About 10 people from Kasika and Impalila villages in the Zambezi region have been subpoenaed by the Botswana authorities to appear in the Kasane Magistrate’s Court from 15 to 26 November.
They are to appear in the case about the killing of Tommy Nchindo, Wamunyima Nchindo, Martin Nchindo and Sinvula Munyeme, who were allegedly shot and killed by the Botswana Defence Force (BDF) on 4 November last year.
The Namibians received their subpoena letters from the public prosecutor of Botswana three weeks ago.
The letters said they should appear in person to “testify and declare all that they and each of them know concerning certain charges preferred by the public prosecutor against the state”.
Casious Mwaala, the group’s spokesperson, questioned how they will get to Botswana and who from the Namibian government will accompany them.
“We don’t have passports, plus we also do not have transport to get to Botswana and accommodation money. We asked the officers who gave us the letter and they could not give us answers. They just told us to ask from the Ministry of Justice,” he said.
The Ministry of Justice’s spokesperson, Simon Idipo, could also not give answers.
“Kindly note that the ministry does not have a response on this matter until further notice,” said Idipo.
The Ministry of International Relations and Cooperation also referred the questions back to the justice ministry.
In September, the Namibian Lives Matter Movement (NLMM) sought an audience with the minister of international relations, Netumbo Nandi-Ndaitwah, to discuss the inquest by Botswana.
NLMM fears that the inquest is not going to be independent and objective, based on their legal analysis and previous inquest conclusion by Botswana involving the killing of Namibians by the BDF.
“Our aim is to seek impartial legal redress in this matter of national bearing and importance,” said the movement’s national executive chairperson Sinvula Mudabeti.
He is wary that the case will be treated like an ordinary murder case, saying such cases cannot be heard in Kasane or anywhere in the Chobe District.
The three brothers were killed while fishing in their canoes in the Chobe River near Impalila Island.

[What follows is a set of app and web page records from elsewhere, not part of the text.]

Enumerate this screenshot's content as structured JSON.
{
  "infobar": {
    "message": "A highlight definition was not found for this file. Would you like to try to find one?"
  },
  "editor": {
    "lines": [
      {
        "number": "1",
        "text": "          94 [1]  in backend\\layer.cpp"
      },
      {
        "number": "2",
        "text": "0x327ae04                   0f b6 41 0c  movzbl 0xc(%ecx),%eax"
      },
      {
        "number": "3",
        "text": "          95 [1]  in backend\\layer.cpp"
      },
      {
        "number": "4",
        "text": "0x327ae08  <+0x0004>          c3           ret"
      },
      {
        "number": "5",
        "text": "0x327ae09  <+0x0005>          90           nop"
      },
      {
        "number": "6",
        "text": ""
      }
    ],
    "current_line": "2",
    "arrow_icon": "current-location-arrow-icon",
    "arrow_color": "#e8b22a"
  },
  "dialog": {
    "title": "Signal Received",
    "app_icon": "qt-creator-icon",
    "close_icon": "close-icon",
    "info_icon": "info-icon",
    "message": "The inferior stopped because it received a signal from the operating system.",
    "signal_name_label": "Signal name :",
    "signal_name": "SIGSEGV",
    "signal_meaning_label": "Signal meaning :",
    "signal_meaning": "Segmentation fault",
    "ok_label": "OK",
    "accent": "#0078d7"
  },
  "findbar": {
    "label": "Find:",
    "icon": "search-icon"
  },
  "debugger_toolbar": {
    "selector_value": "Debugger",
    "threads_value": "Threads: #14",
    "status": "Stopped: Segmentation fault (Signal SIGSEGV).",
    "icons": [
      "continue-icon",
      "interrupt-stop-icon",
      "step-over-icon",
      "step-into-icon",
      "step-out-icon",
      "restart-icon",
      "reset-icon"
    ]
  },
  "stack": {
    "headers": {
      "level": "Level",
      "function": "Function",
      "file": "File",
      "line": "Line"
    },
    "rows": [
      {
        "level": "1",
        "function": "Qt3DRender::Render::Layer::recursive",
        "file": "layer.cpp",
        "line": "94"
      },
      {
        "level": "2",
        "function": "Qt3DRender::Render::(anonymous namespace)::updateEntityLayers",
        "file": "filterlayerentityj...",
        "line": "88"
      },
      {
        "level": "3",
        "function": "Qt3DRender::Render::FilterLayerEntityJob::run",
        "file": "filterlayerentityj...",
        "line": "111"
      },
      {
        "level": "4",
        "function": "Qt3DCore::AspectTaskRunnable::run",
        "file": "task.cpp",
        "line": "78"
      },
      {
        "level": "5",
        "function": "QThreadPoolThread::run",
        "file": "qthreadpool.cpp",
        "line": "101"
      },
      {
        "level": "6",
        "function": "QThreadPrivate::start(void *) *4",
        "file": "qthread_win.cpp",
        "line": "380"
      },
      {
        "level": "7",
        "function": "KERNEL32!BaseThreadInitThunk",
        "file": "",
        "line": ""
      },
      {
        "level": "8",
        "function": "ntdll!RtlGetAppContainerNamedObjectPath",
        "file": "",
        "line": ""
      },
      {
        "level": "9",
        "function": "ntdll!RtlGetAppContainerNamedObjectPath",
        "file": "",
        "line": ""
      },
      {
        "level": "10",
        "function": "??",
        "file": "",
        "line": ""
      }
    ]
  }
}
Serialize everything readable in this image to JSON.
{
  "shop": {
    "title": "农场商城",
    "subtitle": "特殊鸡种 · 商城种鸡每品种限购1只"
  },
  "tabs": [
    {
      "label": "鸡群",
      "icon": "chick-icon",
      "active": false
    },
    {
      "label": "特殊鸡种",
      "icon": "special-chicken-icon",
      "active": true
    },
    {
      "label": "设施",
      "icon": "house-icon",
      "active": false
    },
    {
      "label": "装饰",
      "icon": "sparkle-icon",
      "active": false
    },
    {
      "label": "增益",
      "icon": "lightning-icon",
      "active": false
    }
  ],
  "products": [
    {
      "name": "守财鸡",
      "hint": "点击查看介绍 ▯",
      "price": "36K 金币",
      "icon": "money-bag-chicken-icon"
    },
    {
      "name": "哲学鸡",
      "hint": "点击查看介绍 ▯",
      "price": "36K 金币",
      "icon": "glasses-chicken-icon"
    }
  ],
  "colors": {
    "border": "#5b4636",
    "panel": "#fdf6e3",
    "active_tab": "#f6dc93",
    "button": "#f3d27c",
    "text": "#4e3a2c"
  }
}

Last year, the BDF spokesperson, colonel Tebo Dikole, said the four were part of a syndicate of poachers believed to be part of a network responsible for cross-border poaching.
Family of the slain men denied these claims.